How can you tell when you nailed a job interview?
You can tell when you come out of a face-to-face meeting with a hiring manager and you feel that there was a connection. Where all the right questions were asked and were fully answered. It’s an encounter where you were able to establish an easy rapport without breaking a sweat. Where both the hiring manager and the candidate leave the interview with a sense of optimism for the future.
But how exactly do you make that connection and establish that easy rapport? It is, of course, much easier said than done.
It’s always a good idea to start by identifying the things that you should NEVER do in a job interview. For every great job interview, hiring managers have to endure many horrible interviews. They have to suffer through awkward conversations with candidates that are poorly prepared, and lacking in knowledge, skill and motivation.
To gain greater insight into the worst mistakes that candidates make in job interviews, LHH surveyed 277 human resource managers responsible for sourcing and hiring talent. The respondents came from organizations of all sizes and major industries across North America, Latin America and Asia-Pacific.
Overall, hiring managers we surveyed found candidates were simply unprepared for a challenging job interview. As a result, they continue to see far too many candidates that display surprising—and avoidable—gaps in basic knowledge and interviewing skills.
We asked hiring managers how often they saw the following interviewing pitfalls:
|Failure to research company||6.7|
|Failure to ask smart questions||6.5|
|Talked too much||6.3|
|Poor listening skills||6.2|
|Critical of former employer/colleagues||5.7|
|Lack of enthusiasm||5.5|

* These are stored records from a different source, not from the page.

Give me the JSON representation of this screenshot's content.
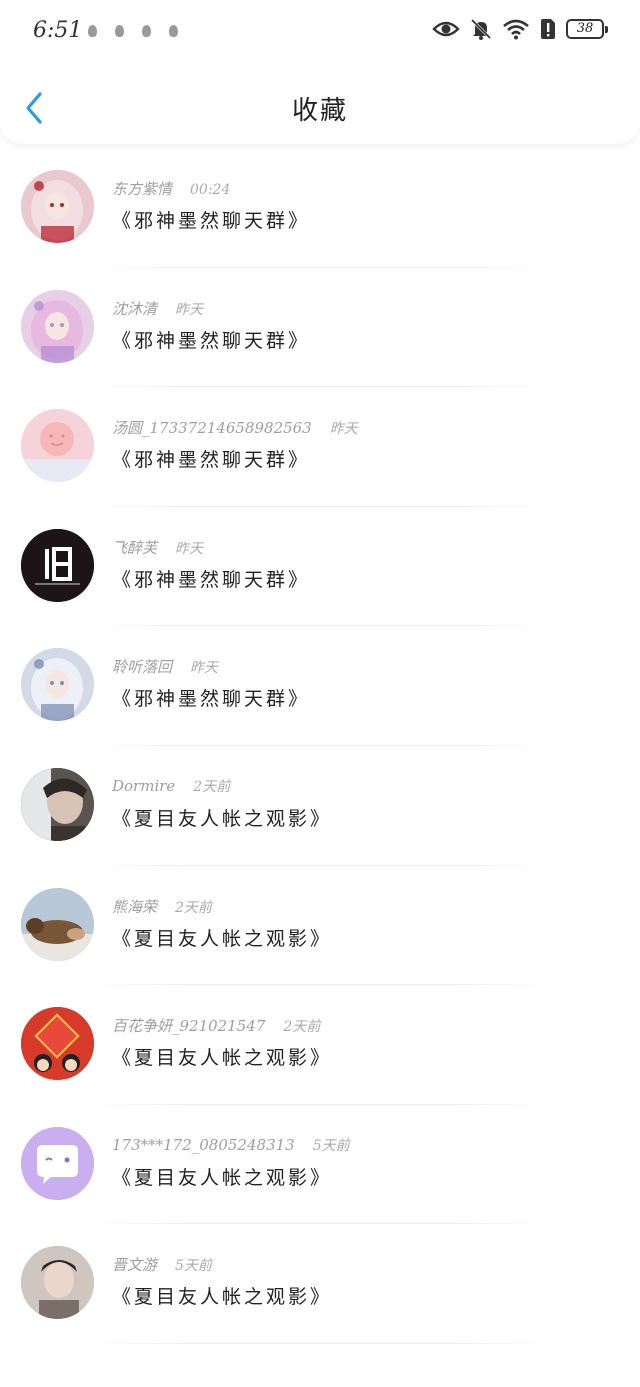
{
  "status_bar": {
    "time": "6:51",
    "battery": "38"
  },
  "header": {
    "title": "收藏"
  },
  "favorites": [
    {
      "user": "东方紫情",
      "time": "00:24",
      "title": "《邪神墨然聊天群》",
      "avatar": "anime-girl-red-avatar",
      "bg": "#e9c8cf"
    },
    {
      "user": "沈沐清",
      "time": "昨天",
      "title": "《邪神墨然聊天群》",
      "avatar": "anime-girl-pink-avatar",
      "bg": "#e7cfe6"
    },
    {
      "user": "汤圆_17337214658982563",
      "time": "昨天",
      "title": "《邪神墨然聊天群》",
      "avatar": "pink-sun-avatar",
      "bg": "#f5d3d8"
    },
    {
      "user": "飞醉芙",
      "time": "昨天",
      "title": "《邪神墨然聊天群》",
      "avatar": "black-18-avatar",
      "bg": "#1c1416",
      "avatar_text": "18"
    },
    {
      "user": "聆听落回",
      "time": "昨天",
      "title": "《邪神墨然聊天群》",
      "avatar": "anime-girl-blue-avatar",
      "bg": "#d4d9e6"
    },
    {
      "user": "Dormire",
      "time": "2天前",
      "title": "《夏目友人帐之观影》",
      "avatar": "anime-boy-dark-avatar",
      "bg": "#5a5450"
    },
    {
      "user": "熊海荣",
      "time": "2天前",
      "title": "《夏目友人帐之观影》",
      "avatar": "cat-avatar",
      "bg": "#b9c8d6"
    },
    {
      "user": "百花争妍_921021547",
      "time": "2天前",
      "title": "《夏目友人帐之观影》",
      "avatar": "fu-red-avatar",
      "bg": "#d83a2a",
      "avatar_text": "福"
    },
    {
      "user": "173***172_0805248313",
      "time": "5天前",
      "title": "《夏目友人帐之观影》",
      "avatar": "purple-chat-avatar",
      "bg": "#c9aef0"
    },
    {
      "user": "晋文游",
      "time": "5天前",
      "title": "《夏目友人帐之观影》",
      "avatar": "boy-photo-avatar",
      "bg": "#a89f97"
    }
  ]
}
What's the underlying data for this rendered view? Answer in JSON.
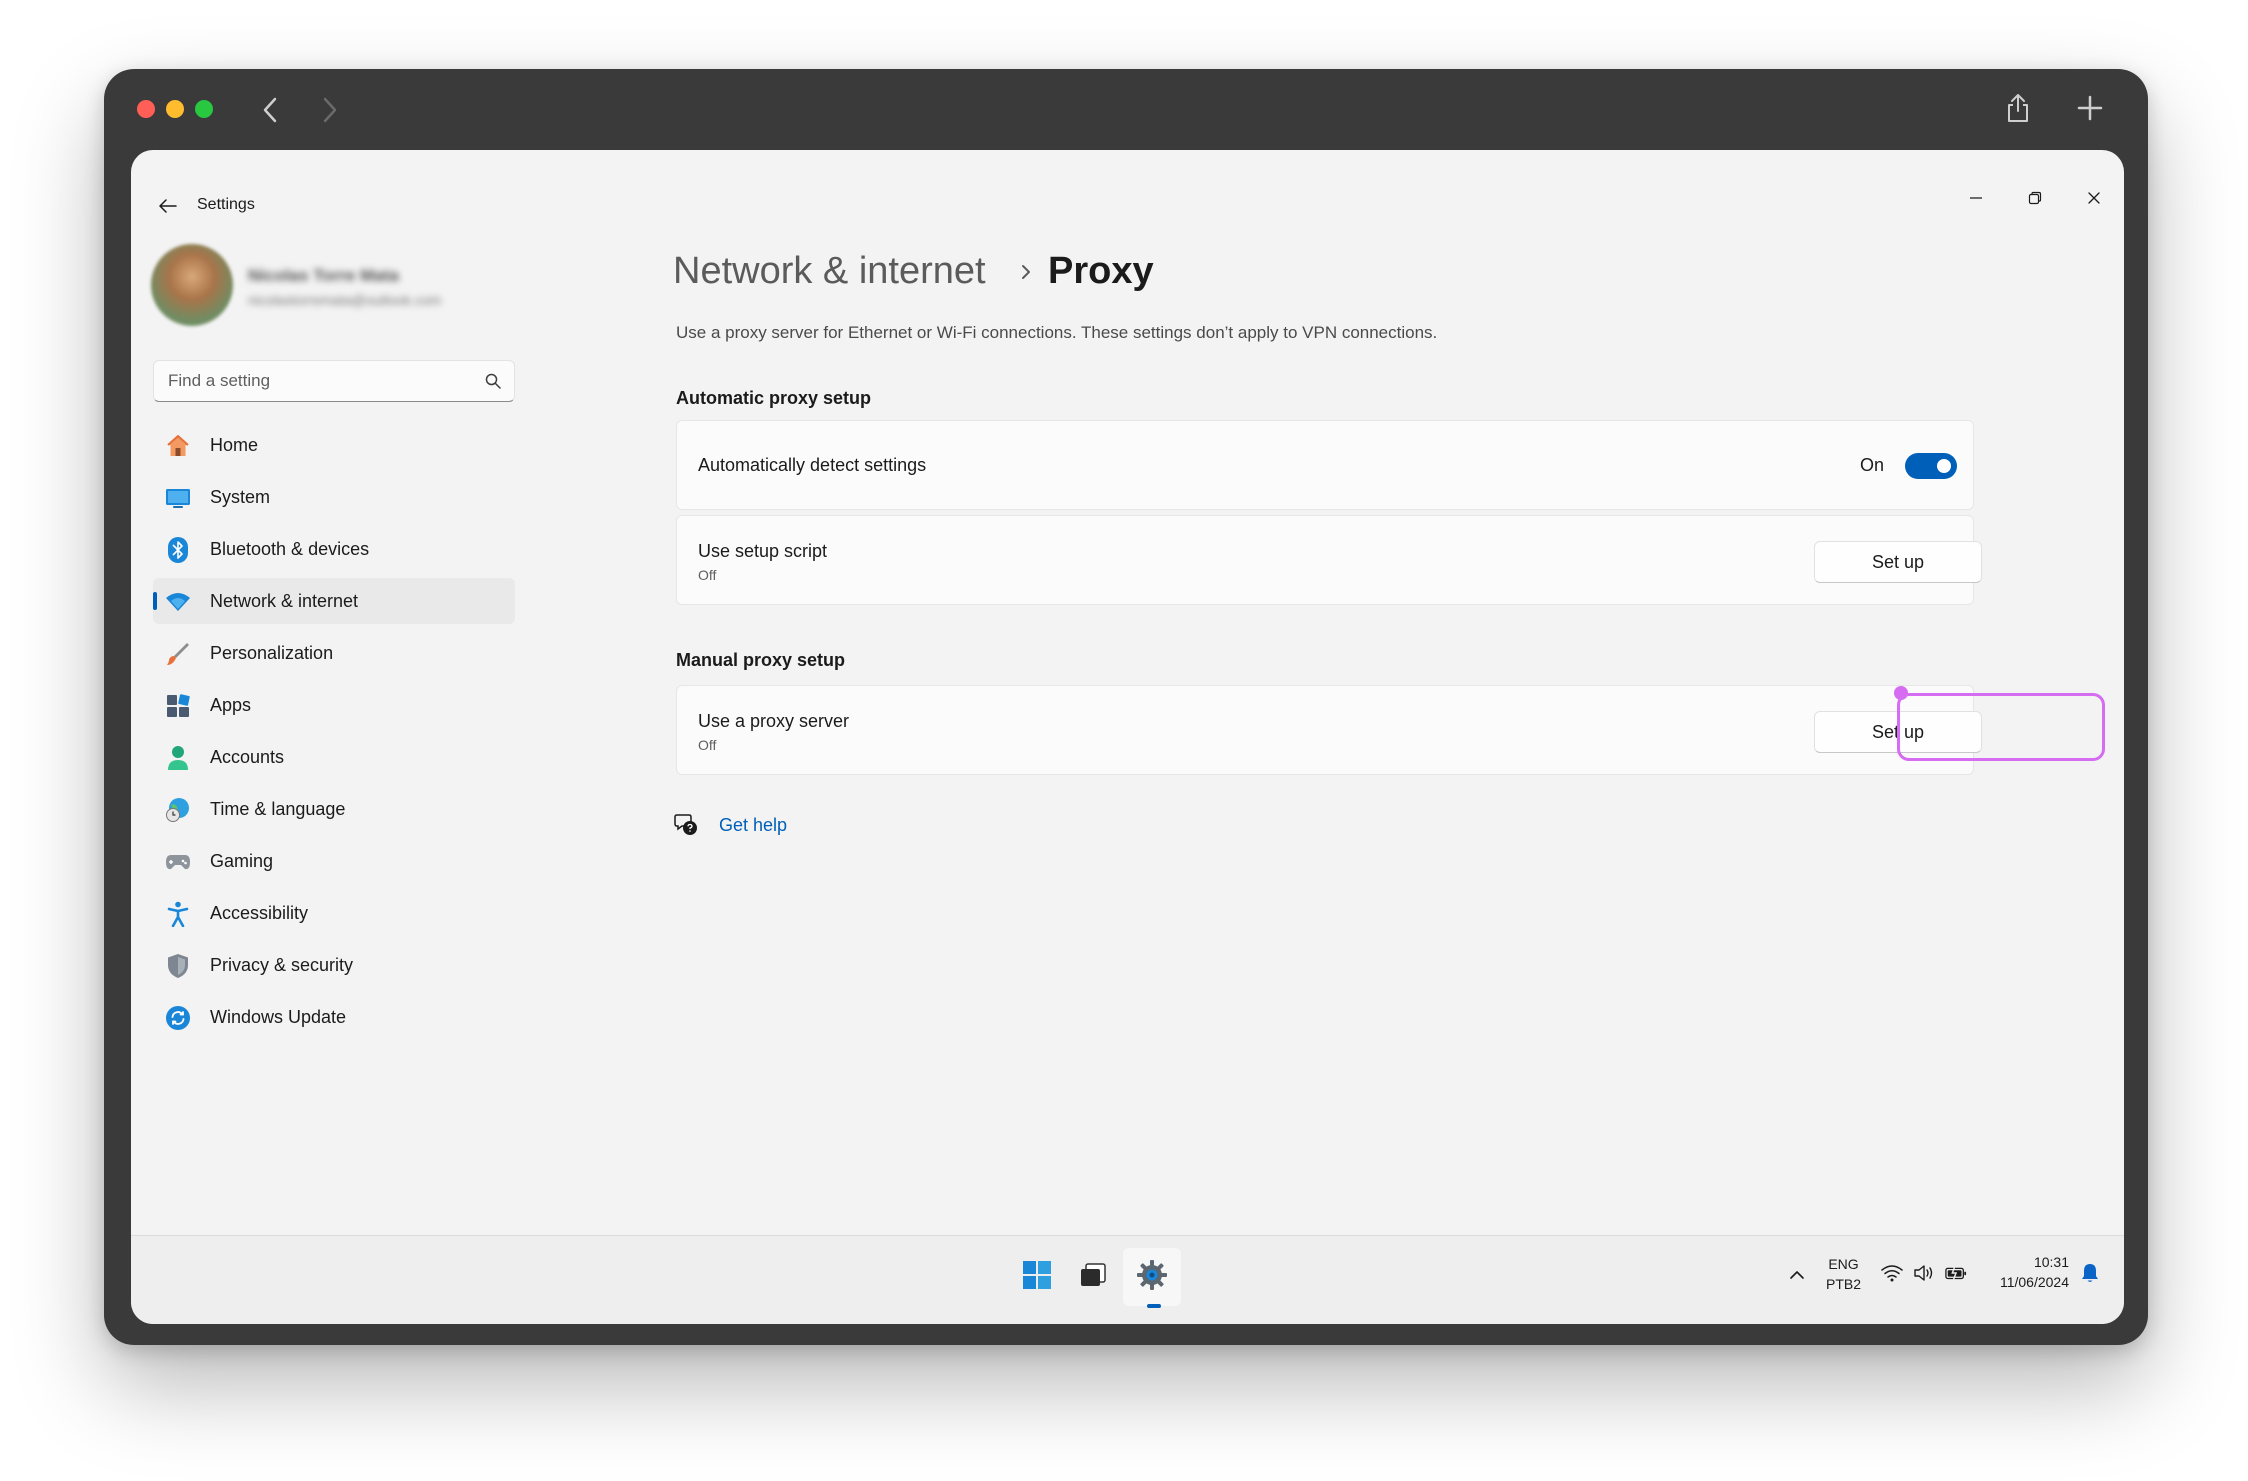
{
  "window": {
    "title": "Settings"
  },
  "user": {
    "name": "Nicolas Torre Mata",
    "email": "nicolastorremata@outlook.com"
  },
  "search": {
    "placeholder": "Find a setting"
  },
  "sidebar": {
    "items": [
      {
        "label": "Home",
        "icon": "home-icon"
      },
      {
        "label": "System",
        "icon": "system-icon"
      },
      {
        "label": "Bluetooth & devices",
        "icon": "bluetooth-icon"
      },
      {
        "label": "Network & internet",
        "icon": "wifi-icon",
        "active": true
      },
      {
        "label": "Personalization",
        "icon": "brush-icon"
      },
      {
        "label": "Apps",
        "icon": "apps-icon"
      },
      {
        "label": "Accounts",
        "icon": "accounts-icon"
      },
      {
        "label": "Time & language",
        "icon": "globe-clock-icon"
      },
      {
        "label": "Gaming",
        "icon": "gamepad-icon"
      },
      {
        "label": "Accessibility",
        "icon": "accessibility-icon"
      },
      {
        "label": "Privacy & security",
        "icon": "shield-icon"
      },
      {
        "label": "Windows Update",
        "icon": "update-icon"
      }
    ]
  },
  "breadcrumb": {
    "parent": "Network & internet",
    "current": "Proxy"
  },
  "main": {
    "description": "Use a proxy server for Ethernet or Wi-Fi connections. These settings don’t apply to VPN connections.",
    "automatic": {
      "title": "Automatic proxy setup",
      "detect": {
        "label": "Automatically detect settings",
        "state": "On"
      },
      "script": {
        "label": "Use setup script",
        "status": "Off",
        "button": "Set up"
      }
    },
    "manual": {
      "title": "Manual proxy setup",
      "proxy": {
        "label": "Use a proxy server",
        "status": "Off",
        "button": "Set up"
      }
    },
    "help": {
      "label": "Get help"
    }
  },
  "taskbar": {
    "lang_line1": "ENG",
    "lang_line2": "PTB2",
    "time": "10:31",
    "date": "11/06/2024"
  },
  "colors": {
    "accent": "#005fb8",
    "highlight": "#d66cf2",
    "window_bg": "#f3f3f3",
    "frame": "#3a3a3a"
  }
}
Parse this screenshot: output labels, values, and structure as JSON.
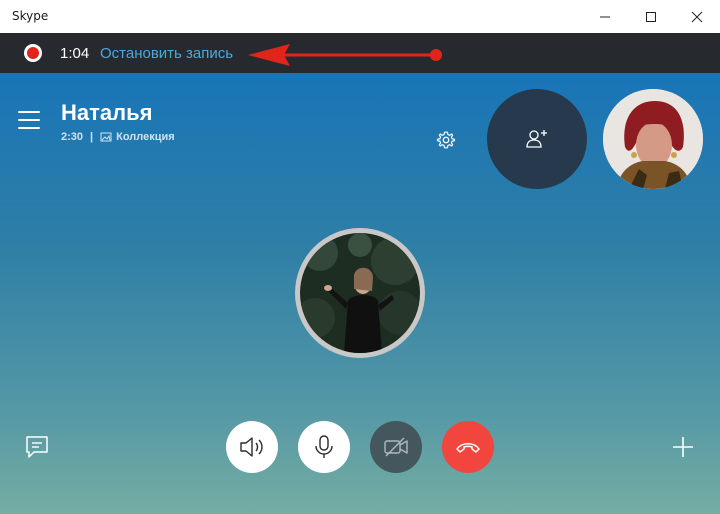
{
  "window": {
    "title": "Skype"
  },
  "recording": {
    "time": "1:04",
    "stop_label": "Остановить запись"
  },
  "contact": {
    "name": "Наталья",
    "duration": "2:30",
    "collection_label": "Коллекция"
  },
  "colors": {
    "record_red": "#e1251b",
    "link_blue": "#4aa8e0",
    "end_call_red": "#f1453d",
    "add_person_bg": "#27394d"
  },
  "icons": [
    "minimize-icon",
    "maximize-icon",
    "close-icon",
    "record-icon",
    "arrow-annotation",
    "hamburger-icon",
    "gallery-icon",
    "gear-icon",
    "add-person-icon",
    "chat-icon",
    "speaker-icon",
    "microphone-icon",
    "video-off-icon",
    "end-call-icon",
    "plus-icon"
  ]
}
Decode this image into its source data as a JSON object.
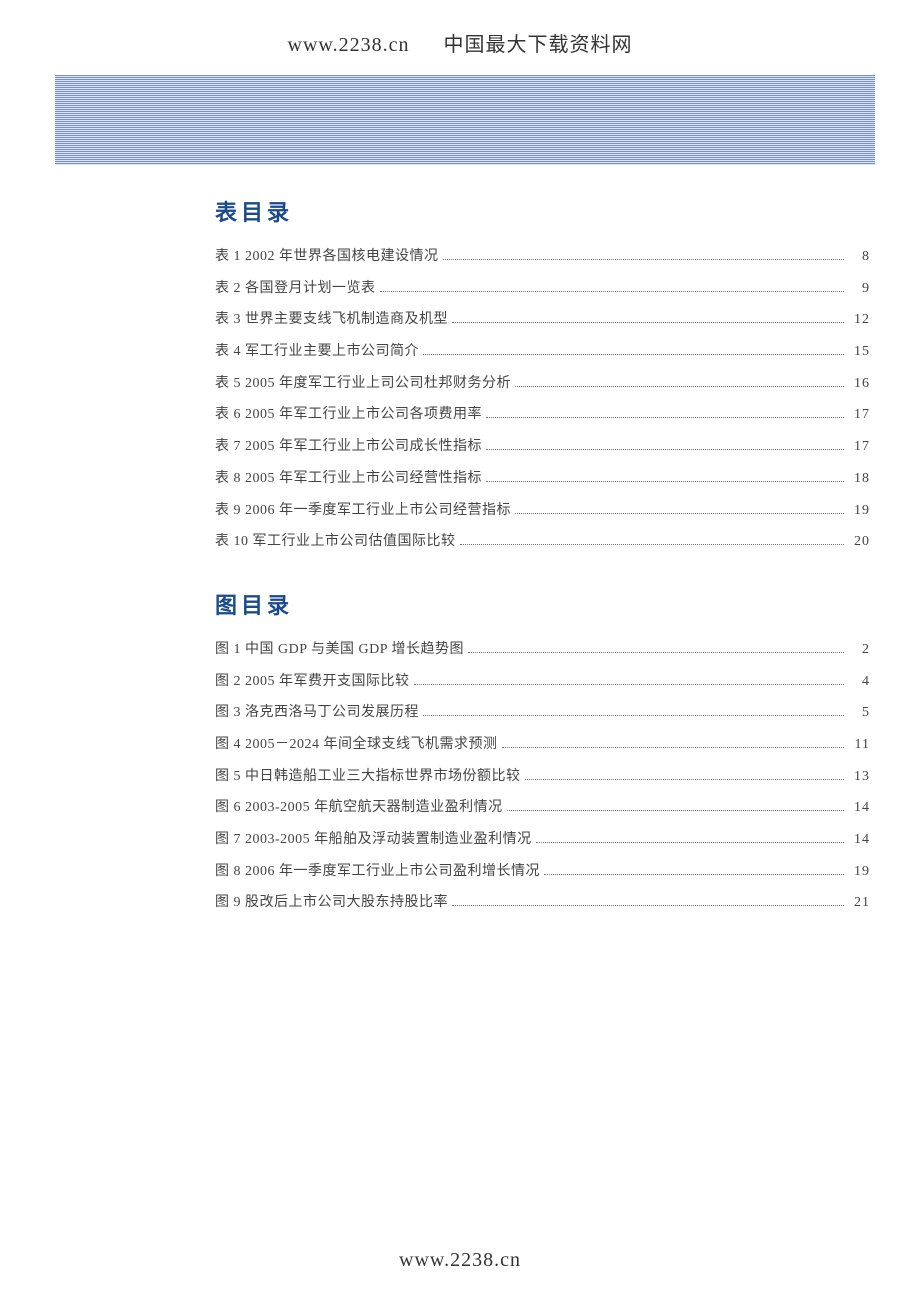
{
  "header": {
    "url": "www.2238.cn",
    "title": "中国最大下载资料网"
  },
  "sections": [
    {
      "heading": "表目录",
      "entries": [
        {
          "label": "表 1 2002 年世界各国核电建设情况",
          "page": "8"
        },
        {
          "label": "表 2 各国登月计划一览表",
          "page": "9"
        },
        {
          "label": "表 3 世界主要支线飞机制造商及机型",
          "page": "12"
        },
        {
          "label": "表 4 军工行业主要上市公司简介",
          "page": "15"
        },
        {
          "label": "表 5 2005 年度军工行业上司公司杜邦财务分析",
          "page": "16"
        },
        {
          "label": "表 6 2005 年军工行业上市公司各项费用率",
          "page": "17"
        },
        {
          "label": "表 7 2005 年军工行业上市公司成长性指标",
          "page": "17"
        },
        {
          "label": "表 8 2005 年军工行业上市公司经营性指标",
          "page": "18"
        },
        {
          "label": "表 9 2006 年一季度军工行业上市公司经营指标",
          "page": "19"
        },
        {
          "label": "表 10  军工行业上市公司估值国际比较",
          "page": "20"
        }
      ]
    },
    {
      "heading": "图目录",
      "entries": [
        {
          "label": "图 1 中国 GDP 与美国 GDP 增长趋势图",
          "page": "2"
        },
        {
          "label": "图 2 2005 年军费开支国际比较",
          "page": "4"
        },
        {
          "label": "图 3 洛克西洛马丁公司发展历程",
          "page": "5"
        },
        {
          "label": "图 4 2005－2024 年间全球支线飞机需求预测",
          "page": "11"
        },
        {
          "label": "图 5 中日韩造船工业三大指标世界市场份额比较",
          "page": "13"
        },
        {
          "label": "图 6 2003-2005 年航空航天器制造业盈利情况",
          "page": "14"
        },
        {
          "label": "图 7 2003-2005 年船舶及浮动装置制造业盈利情况",
          "page": "14"
        },
        {
          "label": "图 8 2006 年一季度军工行业上市公司盈利增长情况",
          "page": "19"
        },
        {
          "label": "图 9 股改后上市公司大股东持股比率",
          "page": "21"
        }
      ]
    }
  ],
  "footer": {
    "url": "www.2238.cn"
  }
}
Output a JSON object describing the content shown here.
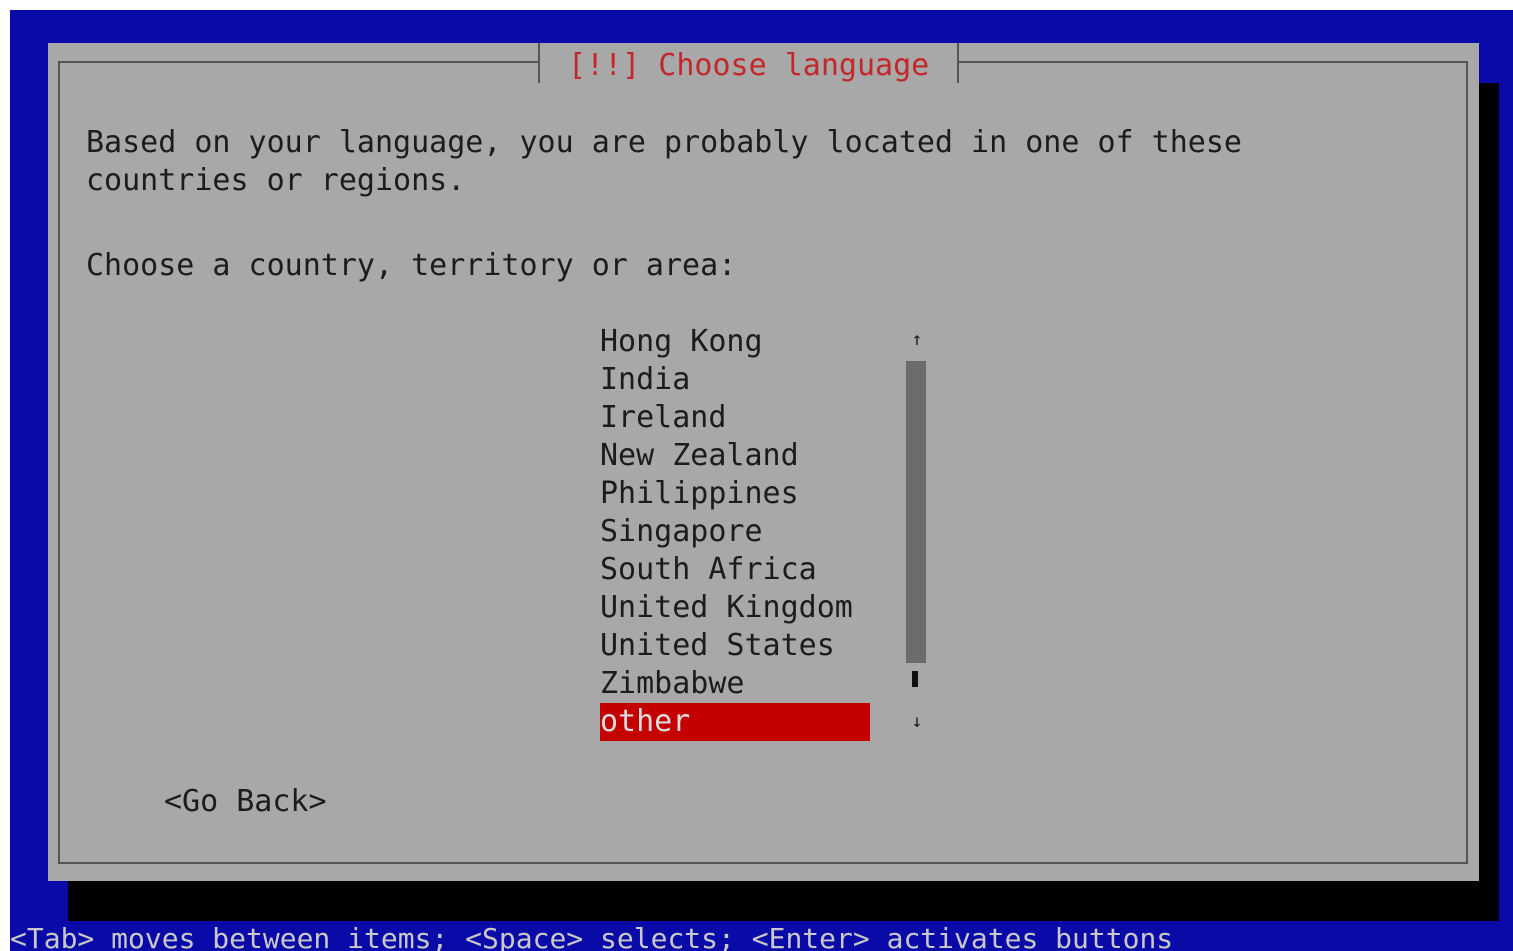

|Overly enthusiastic or intense||5.4|
|Arriving late for an interview||4.6|
|Interruptions with electronic devices||4.1|
Ratings based on a 0-10 scale, where 0 represents "Not Often" and 10 represents "Very Often."
Interview Pitfalls: What to Avoid
Despite an abundance of information on the biggest mistakes to avoid in a job interview, candidates seem to have a strong tendency towards making the same gaffes over and over again.
Hiring managers identified lying as the number one way to torpedo an interview. Having a negative attitude was ranked as the second-most troubling interview mistake. But there are a myriad of other missteps and shortcomings that our survey identified.
We asked hiring managers to rate how detrimental they believe the following issues are to a candidate's chances to being hired:
|Lying or acting untrustworthy||9.6|
|Poor cultural fit||8.9|
|Poor communication skills||8.7|
|Failure to clearly articulate accomplishments and results||8.2|
|Poor interviewing skills||8.1|
|Lack of experience||7.9|
|Lack of credible references||7.8|
|Inappropriate presence on social media||6.9|
|Failure to send thank you note||4.3|
|Lack of extracurricular activities||4.1|
Ratings based on a 0-10 scale, where 0 represents "Not At All Detrimental" and 10 represents "Very Detrimental."
Best practices for great job interviews: personal coaching
Hiring managers we surveyed agreed that candidates who had access to personal coaching to improve their interview performance were much more likely to avoid the common mistakes. They produced much better resumés and were more likely to nail their interviews.
Unfortunately, coaching is not always available, leaving many candidates to rely heavily, even solely, on technology to apply for and land new jobs.
In lieu of professional career coaching, you certainly need to spend some time preparing so that you avoid things that frustrate hiring managers. Go into an interview well informed by researching the organization, and project confidence and authority by practicing your responses to typical interview questions. These two quick tips will place you firmly in the ranks of those people who know how to nail a job interview.
And finally, proofread those materials you submit to a potential employer. Even one typographical or grammatical error can doom a job application.